## Exercise directions
Scan the listing and copy each line where the word "Paper" is present.

## Provided data
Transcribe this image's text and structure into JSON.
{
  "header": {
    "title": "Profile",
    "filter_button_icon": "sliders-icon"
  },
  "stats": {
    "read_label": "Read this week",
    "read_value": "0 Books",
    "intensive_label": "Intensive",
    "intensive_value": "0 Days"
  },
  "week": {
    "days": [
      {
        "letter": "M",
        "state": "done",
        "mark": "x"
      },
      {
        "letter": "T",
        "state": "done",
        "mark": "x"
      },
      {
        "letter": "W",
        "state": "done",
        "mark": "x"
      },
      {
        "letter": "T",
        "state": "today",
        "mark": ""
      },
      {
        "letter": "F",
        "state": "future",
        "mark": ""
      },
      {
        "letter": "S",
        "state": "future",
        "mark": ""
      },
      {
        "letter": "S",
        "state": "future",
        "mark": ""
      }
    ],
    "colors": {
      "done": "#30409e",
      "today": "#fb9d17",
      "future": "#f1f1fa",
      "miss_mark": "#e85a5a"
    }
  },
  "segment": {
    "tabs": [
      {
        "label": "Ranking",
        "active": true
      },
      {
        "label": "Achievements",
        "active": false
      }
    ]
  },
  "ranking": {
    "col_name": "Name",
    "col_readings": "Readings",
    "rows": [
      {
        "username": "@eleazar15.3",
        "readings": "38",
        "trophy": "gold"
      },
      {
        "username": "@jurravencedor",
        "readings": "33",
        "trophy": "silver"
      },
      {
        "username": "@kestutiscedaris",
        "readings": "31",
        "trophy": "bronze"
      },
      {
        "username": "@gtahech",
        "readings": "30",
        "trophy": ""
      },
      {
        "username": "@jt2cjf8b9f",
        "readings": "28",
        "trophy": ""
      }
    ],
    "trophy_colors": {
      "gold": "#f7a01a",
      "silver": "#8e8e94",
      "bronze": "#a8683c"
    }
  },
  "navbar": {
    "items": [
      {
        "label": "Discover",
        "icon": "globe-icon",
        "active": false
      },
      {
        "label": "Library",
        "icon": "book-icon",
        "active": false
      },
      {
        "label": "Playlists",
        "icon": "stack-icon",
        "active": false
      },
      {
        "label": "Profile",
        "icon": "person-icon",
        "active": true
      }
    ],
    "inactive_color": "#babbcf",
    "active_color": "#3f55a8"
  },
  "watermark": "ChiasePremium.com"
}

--

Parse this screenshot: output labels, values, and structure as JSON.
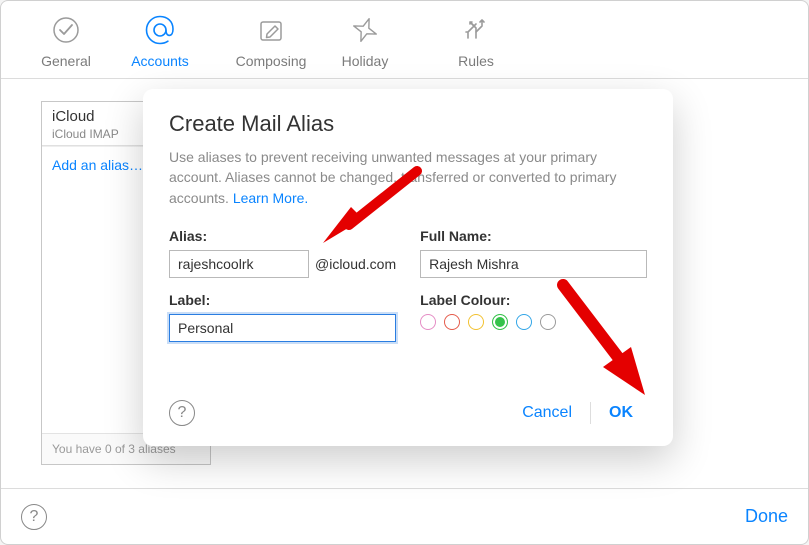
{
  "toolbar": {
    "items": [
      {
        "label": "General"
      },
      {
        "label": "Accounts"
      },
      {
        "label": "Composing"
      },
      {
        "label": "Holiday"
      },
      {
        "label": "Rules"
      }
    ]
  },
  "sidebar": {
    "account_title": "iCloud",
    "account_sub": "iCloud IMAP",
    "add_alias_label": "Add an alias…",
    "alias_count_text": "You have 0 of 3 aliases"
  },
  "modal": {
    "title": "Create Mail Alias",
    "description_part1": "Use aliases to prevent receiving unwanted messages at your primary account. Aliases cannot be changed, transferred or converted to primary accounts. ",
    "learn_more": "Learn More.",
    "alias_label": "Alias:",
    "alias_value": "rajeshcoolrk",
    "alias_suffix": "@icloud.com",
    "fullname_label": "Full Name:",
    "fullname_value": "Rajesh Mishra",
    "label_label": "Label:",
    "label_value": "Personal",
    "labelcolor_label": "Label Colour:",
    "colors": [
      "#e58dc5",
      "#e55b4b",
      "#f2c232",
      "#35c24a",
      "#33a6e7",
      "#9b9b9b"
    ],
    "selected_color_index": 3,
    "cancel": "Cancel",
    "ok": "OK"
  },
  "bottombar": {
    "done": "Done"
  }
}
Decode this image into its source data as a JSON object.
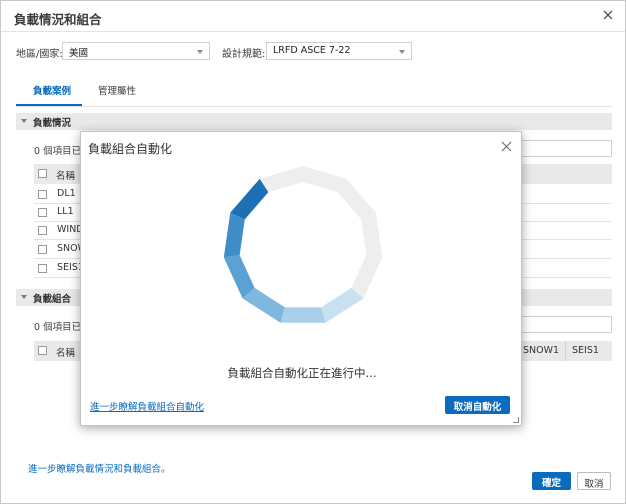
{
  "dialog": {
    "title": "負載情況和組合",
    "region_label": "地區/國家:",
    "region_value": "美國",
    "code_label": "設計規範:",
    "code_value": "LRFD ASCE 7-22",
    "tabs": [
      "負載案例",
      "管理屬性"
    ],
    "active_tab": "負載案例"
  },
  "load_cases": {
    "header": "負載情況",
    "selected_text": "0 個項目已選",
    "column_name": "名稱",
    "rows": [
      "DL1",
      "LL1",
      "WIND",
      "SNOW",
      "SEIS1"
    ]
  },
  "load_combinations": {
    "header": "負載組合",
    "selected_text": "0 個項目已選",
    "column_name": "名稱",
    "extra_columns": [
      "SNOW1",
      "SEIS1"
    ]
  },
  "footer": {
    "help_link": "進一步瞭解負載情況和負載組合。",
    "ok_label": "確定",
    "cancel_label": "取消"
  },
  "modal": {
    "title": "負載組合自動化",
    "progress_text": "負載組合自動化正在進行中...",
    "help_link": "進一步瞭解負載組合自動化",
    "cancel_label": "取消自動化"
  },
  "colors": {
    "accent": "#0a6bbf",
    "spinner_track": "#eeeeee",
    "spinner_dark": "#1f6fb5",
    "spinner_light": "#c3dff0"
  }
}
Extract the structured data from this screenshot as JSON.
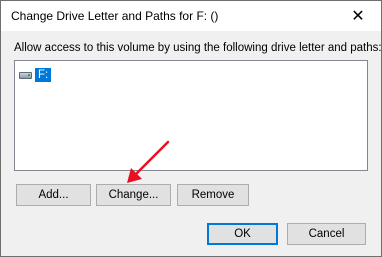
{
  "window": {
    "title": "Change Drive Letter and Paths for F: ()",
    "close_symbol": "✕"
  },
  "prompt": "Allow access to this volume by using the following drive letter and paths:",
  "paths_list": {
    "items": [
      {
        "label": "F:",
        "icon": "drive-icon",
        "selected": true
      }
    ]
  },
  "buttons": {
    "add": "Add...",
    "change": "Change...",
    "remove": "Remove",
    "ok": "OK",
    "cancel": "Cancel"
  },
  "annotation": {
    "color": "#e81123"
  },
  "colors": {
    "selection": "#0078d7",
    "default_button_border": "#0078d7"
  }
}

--

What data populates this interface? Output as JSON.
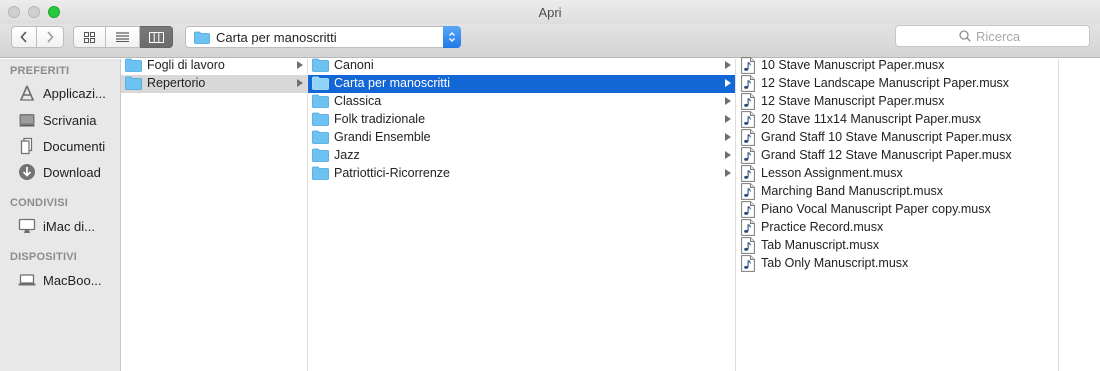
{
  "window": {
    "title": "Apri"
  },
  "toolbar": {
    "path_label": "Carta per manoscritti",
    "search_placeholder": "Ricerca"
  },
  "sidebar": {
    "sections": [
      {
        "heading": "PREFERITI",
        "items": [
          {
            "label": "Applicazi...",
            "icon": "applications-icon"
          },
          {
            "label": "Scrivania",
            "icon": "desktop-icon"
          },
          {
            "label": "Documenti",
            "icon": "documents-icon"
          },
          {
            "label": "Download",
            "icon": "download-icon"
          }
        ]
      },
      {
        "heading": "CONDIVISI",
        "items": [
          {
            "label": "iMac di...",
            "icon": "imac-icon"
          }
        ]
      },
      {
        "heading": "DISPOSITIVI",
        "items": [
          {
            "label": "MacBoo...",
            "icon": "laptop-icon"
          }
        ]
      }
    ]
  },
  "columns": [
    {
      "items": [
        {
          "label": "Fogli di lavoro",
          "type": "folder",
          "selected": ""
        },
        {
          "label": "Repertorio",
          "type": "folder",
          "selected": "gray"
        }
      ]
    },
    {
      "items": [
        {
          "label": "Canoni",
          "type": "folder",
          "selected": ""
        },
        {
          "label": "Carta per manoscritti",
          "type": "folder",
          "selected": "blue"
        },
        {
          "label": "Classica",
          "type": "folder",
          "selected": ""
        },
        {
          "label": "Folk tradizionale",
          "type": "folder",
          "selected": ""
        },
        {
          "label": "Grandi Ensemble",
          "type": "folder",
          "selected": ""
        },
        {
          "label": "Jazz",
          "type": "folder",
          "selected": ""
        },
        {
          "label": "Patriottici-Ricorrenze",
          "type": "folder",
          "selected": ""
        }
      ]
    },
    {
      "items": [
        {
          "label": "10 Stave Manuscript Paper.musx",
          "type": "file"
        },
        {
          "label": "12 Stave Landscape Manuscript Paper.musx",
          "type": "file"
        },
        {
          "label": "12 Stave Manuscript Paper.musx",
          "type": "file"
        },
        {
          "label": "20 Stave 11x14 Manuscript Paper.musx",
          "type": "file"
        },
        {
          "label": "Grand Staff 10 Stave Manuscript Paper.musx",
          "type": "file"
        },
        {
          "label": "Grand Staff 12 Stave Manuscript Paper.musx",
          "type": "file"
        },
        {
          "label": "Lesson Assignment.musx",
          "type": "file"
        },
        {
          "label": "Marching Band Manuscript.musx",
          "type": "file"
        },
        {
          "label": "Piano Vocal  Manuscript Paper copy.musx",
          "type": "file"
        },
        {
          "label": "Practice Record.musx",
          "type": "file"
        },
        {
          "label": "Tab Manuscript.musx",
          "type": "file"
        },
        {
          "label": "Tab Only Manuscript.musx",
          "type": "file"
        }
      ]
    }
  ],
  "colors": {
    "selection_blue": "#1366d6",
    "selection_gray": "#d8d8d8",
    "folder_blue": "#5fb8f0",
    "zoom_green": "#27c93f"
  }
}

## Completed task
          "label": "10 Stave Manuscript Paper.musx",
          "label": "12 Stave Landscape Manuscript Paper.musx",
          "label": "12 Stave Manuscript Paper.musx",
          "label": "20 Stave 11x14 Manuscript Paper.musx",
          "label": "Grand Staff 10 Stave Manuscript Paper.musx",
          "label": "Grand Staff 12 Stave Manuscript Paper.musx",
          "label": "Piano Vocal  Manuscript Paper copy.musx",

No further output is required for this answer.